Content starts

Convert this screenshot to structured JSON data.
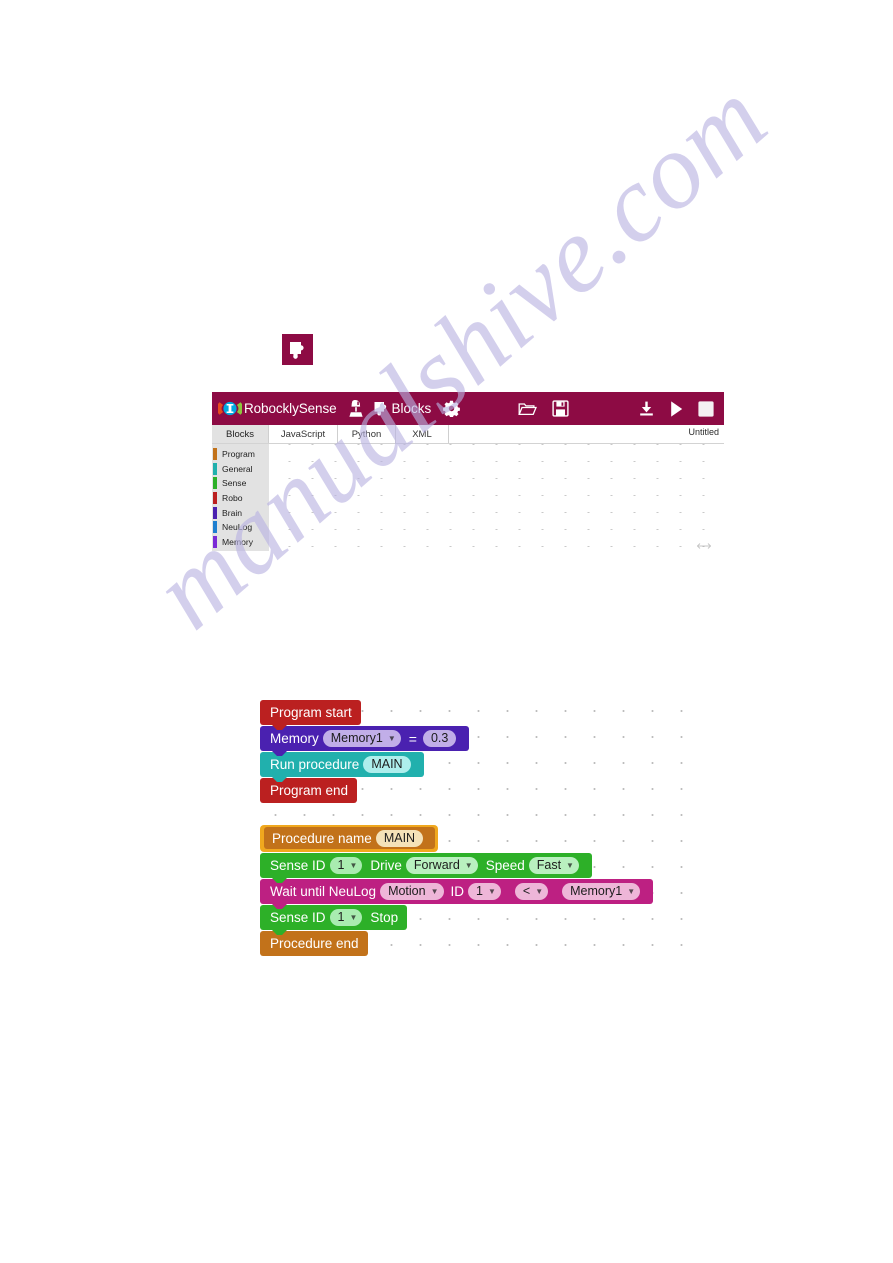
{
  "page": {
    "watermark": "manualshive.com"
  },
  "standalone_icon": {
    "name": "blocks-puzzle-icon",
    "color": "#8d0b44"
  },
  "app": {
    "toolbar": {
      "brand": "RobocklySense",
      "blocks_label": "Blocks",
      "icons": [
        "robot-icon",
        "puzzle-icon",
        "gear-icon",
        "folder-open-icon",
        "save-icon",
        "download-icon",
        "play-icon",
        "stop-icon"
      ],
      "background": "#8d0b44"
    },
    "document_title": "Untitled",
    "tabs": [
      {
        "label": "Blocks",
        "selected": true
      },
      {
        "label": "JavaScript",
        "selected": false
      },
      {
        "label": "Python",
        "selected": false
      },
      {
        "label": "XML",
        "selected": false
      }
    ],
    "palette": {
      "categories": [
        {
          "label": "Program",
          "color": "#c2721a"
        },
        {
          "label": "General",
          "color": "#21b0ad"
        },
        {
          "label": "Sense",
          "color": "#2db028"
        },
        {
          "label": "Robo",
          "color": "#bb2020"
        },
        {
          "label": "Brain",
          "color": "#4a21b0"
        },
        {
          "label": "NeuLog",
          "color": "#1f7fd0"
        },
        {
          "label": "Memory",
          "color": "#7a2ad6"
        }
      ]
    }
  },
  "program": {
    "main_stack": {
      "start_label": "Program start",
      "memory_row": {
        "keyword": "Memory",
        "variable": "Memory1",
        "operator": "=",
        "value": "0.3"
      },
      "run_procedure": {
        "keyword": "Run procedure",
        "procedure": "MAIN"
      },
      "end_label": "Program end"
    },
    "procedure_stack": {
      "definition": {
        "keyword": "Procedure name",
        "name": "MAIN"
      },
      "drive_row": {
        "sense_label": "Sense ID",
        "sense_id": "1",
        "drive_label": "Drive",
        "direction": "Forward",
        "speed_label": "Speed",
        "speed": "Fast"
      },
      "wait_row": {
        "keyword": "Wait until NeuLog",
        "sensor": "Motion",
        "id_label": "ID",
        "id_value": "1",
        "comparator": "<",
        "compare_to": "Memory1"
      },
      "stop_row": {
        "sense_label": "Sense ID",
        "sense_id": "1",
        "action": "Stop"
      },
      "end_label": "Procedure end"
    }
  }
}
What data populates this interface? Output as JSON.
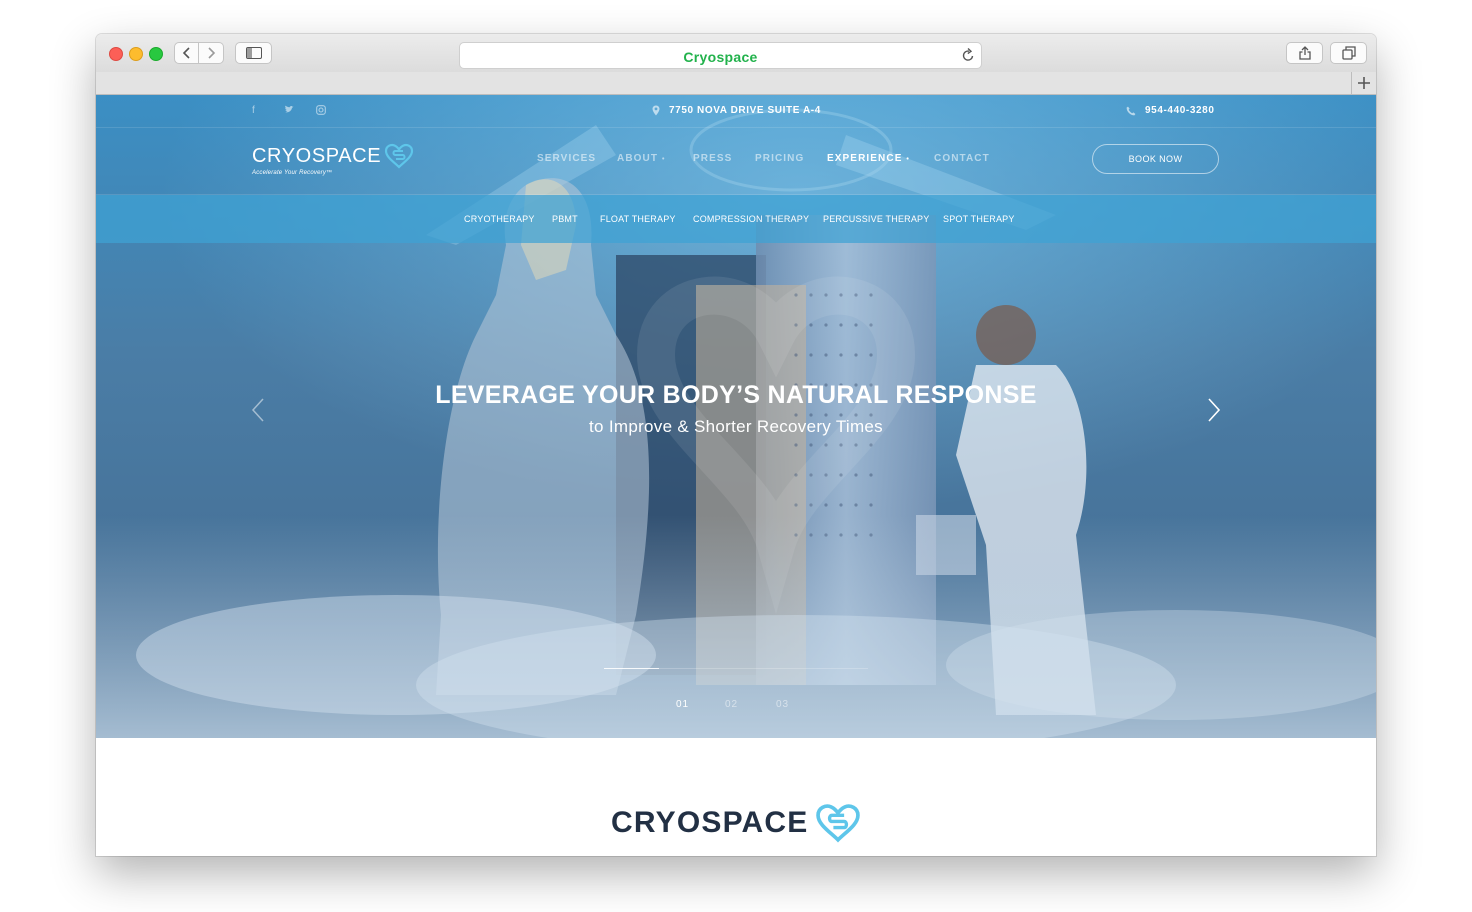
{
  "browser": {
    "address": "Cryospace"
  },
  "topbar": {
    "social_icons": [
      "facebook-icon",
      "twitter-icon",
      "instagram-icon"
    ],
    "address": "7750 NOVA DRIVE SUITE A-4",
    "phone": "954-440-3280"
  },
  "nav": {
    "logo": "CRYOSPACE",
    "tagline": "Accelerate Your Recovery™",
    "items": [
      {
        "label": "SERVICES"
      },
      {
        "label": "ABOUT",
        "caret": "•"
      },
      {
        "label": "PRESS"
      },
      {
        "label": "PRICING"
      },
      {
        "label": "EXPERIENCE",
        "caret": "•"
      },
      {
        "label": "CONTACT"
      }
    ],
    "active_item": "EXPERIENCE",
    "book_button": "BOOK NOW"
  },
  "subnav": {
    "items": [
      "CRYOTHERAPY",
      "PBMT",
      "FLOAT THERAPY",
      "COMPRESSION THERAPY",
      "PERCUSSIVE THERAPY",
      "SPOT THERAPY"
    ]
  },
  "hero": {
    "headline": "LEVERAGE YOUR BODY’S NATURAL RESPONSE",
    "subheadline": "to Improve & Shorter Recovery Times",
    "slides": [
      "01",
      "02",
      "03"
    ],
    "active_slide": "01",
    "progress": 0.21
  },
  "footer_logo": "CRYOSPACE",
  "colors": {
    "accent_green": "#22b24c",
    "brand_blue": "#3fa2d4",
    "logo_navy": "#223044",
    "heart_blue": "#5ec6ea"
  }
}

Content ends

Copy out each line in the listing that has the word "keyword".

• **WRITTEN SOLUTION**:
        "keyword": "Memory",
        "keyword": "Run procedure",
        "keyword": "Procedure name",
        "keyword": "Wait until NeuLog",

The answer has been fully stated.